Webster's Dictionary 
(n.) The religion based upon the doctrine originally taught by the Hindoo sage Gautama Siddartha, surnamed Buddha, "the awakened or enlightened," in the sixth century b. c., and adopted as a religion by the greater part of the inhabitants of Central and Eastern Asia and the Indian Islands. Buddha's teaching is believed to have been atheistic; yet it was characterized by elevated humanity and morality. It presents release from existence (a beatific enfranchisement, Nirvana) as the greatest good. Buddhists believe in transmigration of souls through all phases and forms of life. Their number was estimated in 1881 at 470,000,000.
The Nuttall Encyclopedia 

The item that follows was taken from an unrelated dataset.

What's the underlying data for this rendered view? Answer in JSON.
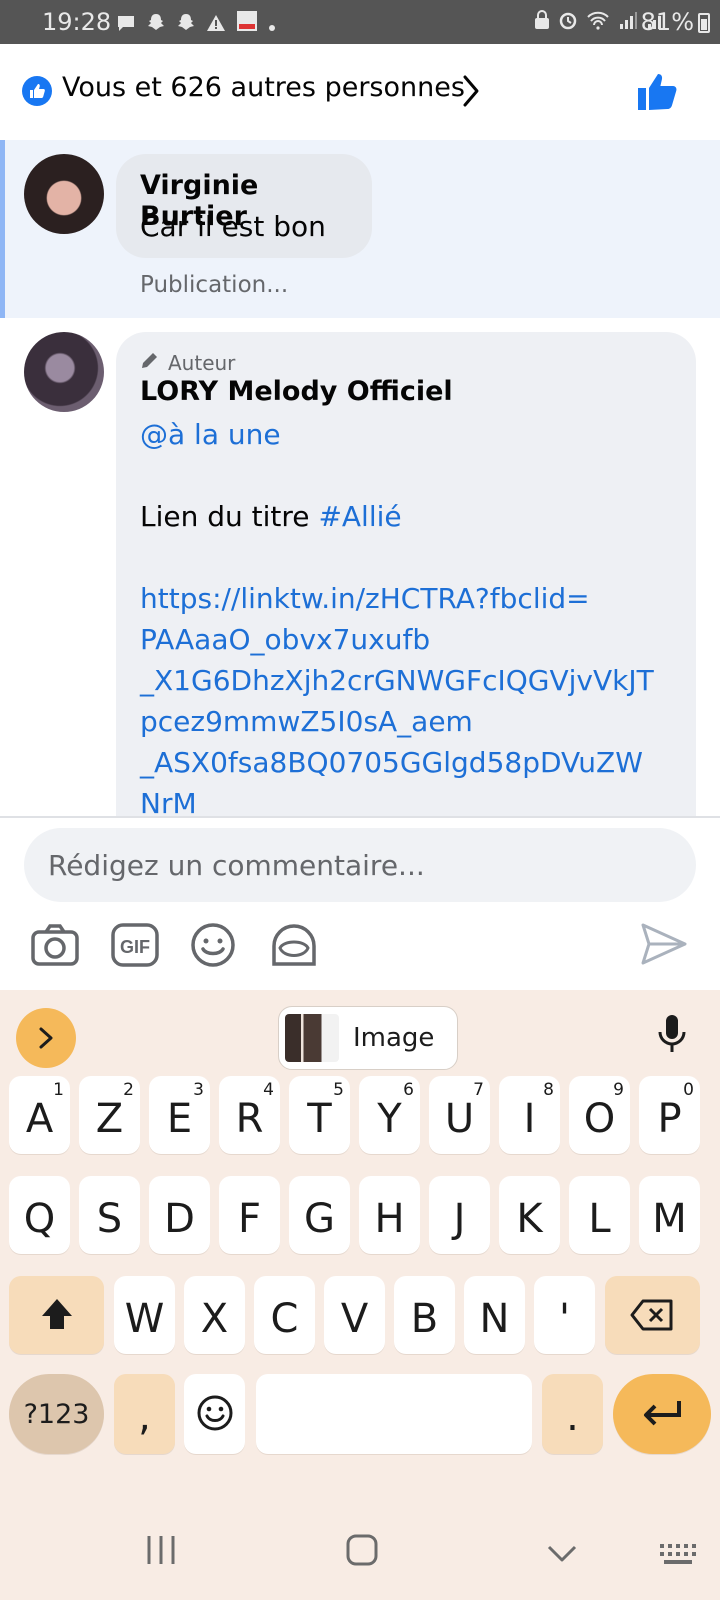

The religion of Buddha, a religion which, eschewing all speculation about God and the universe, set itself solely to the work of salvation, the end of which was the merging of the individual in the unity of being, and the "way" to which was the mortification of all private passion and desire which mortification, when finished, was the Buddhist Nirvâna. This is the primary doctrine of the Buddhist faith, which erelong became a formality, as all faiths of the kind, or of this high order, ever tend to do. Buddha is not answerable for this, but his followers, who in three successive councils resolved it into a system of formulæ, which Buddha, knowing belike how the letter killeth and only the spirit giveth life, never attempted to do. Buddha wrote none himself, but in some 300 years after his death his teachings assumed a canonical form, under the name of Tripitaka, or triple basket, as it is called. Buddhism from the first was a proselytising religion; it at one time overran the whole of India, and though it is now in small favour there, it is, in such form as it has assumed, often a highly beggarly one, understood to be the religion of 340 millions of the human race.